Nothing. This has nothing to do with Do Not Call (“DNC”) listings. Cell phones can be registered on DNC registries, and have been listed on DNC registries for many years. If a cell phone number is listed on a DNC registry, then you should not be calling that number without an approved business exception or the consumer’s permission. Those are distinct issues from this new rule. For purposes of this memo, it is assumed any cell phone numbers called or texted to have been scrubbed against any applicable DNC registries, or we have a business exception allowing us to otherwise call the number. Of course, the authorization suggested above would override any DNC registry anyway (other than perhaps Indiana’s restrictions, which we can discuss). In other words, with the type of authorization discussed above, you could call a cell phone listed on the DNC, even if you were not using an ATDS or a prerecorded message. The inverse is not true – regardless if a cell phone is listed on the DNC or not, without specific authorization, you can not call a cell phone using an ATDS or a prerecorded message.

Does Outsourced Telemarketing Provide a Safety Net?
It does not. The contractor on whose behalf the telemarketing calls are being made is the party ultimately responsible for violations of the law. If you have a strong written agreement in place with the outsourced call center operation – and they have insurance or a bond hopefully backing that up –then you could go after them for their violations of telemarketing law that you get hit with, but that is, of course, a secondary measure.

What Are My Liability Concerns?
The Telephone Consumer Protection Act or TCPA allows private actions and provides for between $500 and $1,500 in statutory damages for each violation, with treble damages available for willful or knowing violations, as well as injunctive relief. In addition to private rights of action, the TCPA is enforced by the FCC and state attorneys general, with allowable fines that can reach $16,000 per violation.

By various accounts, TCPA filings are up 40-60% in 2013, when compared to the same period in 2012. For instance, Steve Madden, Ltd., an international shoe retailer, was accused of sending more than 200,000 text messages to consumers, but claimed that consumers had consented to receive the messages by providing their cell phone numbers while visiting Steve Madden’s stores and website. The court found that clear and conspicuous consent had not been adequately proved and Steve Madden ultimately settled the case out of court for more than $10 million.

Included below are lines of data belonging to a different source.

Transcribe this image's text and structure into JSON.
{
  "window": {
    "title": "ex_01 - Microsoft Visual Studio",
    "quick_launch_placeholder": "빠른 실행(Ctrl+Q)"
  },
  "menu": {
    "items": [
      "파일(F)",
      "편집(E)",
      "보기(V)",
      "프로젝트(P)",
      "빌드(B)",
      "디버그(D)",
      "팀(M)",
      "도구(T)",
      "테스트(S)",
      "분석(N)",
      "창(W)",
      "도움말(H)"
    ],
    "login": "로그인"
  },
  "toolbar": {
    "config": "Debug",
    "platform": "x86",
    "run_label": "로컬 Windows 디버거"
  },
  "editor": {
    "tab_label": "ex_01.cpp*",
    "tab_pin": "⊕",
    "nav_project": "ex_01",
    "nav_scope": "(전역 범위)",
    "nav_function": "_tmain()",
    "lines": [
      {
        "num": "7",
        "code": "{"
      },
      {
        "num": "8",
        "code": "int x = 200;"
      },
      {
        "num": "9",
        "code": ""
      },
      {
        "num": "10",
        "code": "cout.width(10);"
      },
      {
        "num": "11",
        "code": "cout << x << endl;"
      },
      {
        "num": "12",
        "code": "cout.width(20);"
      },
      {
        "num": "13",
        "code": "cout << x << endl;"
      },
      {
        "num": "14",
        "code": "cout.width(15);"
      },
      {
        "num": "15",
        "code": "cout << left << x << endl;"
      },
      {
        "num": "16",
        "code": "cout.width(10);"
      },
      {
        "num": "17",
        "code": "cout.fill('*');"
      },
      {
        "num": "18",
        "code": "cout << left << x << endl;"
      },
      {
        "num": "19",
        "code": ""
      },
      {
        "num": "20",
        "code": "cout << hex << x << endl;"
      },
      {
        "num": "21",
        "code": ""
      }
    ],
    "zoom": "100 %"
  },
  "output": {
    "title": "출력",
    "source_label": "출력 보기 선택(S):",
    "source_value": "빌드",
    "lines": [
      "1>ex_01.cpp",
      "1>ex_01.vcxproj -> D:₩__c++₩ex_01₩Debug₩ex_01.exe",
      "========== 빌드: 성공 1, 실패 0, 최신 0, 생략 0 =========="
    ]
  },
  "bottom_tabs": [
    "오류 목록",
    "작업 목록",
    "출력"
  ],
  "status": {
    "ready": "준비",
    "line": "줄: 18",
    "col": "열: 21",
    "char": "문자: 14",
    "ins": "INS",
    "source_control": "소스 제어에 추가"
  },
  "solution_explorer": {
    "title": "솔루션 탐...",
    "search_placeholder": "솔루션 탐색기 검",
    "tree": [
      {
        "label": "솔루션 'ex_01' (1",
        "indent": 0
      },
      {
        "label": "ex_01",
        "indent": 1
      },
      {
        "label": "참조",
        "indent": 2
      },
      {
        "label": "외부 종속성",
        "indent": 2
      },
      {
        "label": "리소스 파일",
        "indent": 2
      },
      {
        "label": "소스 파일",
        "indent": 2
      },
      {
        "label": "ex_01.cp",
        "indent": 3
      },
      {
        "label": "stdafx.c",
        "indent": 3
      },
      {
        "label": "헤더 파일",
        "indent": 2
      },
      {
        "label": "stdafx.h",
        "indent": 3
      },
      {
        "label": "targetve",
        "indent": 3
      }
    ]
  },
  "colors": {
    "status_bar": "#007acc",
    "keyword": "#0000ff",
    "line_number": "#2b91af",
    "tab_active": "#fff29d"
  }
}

What About If I’m Calling the Consumer’s Land Line?
The rules are a bit different. Calls, whether informational or telemarketing, made to a land line, (and assuming you are clear on DNC issues) can be made using an ATDS without concern. If you are making an informational call to a land line using a prerecorded message you are also fine. However, if you are making a telemarketing call to a land line using a prerecorded message, you must have express written consent.